#### What is being asked
Give the number of lines in the records below that include "this", and nothing more.
== Segment start ==
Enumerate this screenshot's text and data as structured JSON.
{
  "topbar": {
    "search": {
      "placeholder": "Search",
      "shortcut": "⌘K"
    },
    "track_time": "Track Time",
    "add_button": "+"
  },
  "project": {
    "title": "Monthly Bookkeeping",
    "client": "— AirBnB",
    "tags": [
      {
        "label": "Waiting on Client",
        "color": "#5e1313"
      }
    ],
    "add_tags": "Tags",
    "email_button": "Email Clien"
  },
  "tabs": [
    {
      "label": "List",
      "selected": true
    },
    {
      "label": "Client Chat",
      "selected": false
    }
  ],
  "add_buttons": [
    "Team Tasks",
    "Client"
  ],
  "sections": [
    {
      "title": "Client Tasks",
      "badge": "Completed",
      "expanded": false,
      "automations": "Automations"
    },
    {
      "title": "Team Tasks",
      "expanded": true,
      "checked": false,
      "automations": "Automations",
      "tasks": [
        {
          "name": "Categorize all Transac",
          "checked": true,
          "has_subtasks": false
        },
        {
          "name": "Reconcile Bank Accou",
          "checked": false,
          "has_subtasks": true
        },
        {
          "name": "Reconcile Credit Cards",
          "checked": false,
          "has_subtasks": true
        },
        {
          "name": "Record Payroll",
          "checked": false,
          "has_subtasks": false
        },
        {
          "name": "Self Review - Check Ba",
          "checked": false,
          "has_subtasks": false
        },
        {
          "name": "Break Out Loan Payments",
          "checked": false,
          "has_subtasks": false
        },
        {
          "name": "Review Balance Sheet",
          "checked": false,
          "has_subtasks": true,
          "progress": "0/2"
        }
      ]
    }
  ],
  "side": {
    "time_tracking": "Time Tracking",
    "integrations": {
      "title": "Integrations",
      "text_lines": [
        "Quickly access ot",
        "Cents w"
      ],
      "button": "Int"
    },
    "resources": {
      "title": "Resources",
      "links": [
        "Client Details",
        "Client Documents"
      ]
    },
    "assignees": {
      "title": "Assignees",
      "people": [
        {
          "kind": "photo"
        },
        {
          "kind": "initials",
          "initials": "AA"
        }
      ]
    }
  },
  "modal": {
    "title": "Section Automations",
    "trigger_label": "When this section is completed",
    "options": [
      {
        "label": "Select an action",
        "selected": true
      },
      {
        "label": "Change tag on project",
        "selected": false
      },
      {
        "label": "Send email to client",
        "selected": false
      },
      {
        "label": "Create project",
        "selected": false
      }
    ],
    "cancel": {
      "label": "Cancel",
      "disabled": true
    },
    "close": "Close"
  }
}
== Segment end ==
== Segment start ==
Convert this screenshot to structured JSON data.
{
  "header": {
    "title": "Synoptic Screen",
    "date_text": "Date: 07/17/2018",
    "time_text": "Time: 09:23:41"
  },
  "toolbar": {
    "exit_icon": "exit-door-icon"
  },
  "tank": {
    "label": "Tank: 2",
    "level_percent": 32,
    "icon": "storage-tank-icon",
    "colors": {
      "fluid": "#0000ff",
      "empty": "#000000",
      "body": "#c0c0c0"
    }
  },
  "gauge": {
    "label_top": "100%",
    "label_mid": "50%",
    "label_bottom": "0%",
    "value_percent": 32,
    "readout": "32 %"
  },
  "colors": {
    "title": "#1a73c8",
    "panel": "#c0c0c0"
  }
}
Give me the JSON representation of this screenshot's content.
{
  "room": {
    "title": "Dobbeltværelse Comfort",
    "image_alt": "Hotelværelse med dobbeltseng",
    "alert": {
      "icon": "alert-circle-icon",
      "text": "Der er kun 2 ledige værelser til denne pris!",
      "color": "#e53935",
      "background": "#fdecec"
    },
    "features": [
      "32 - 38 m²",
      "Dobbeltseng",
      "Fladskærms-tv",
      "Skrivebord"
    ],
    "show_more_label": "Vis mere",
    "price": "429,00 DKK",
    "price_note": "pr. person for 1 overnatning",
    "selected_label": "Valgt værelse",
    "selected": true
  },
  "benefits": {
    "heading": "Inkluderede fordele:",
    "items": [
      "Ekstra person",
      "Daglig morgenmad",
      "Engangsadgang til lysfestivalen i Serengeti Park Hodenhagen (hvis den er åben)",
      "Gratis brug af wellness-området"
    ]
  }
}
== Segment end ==
#### Answer to the exercise
4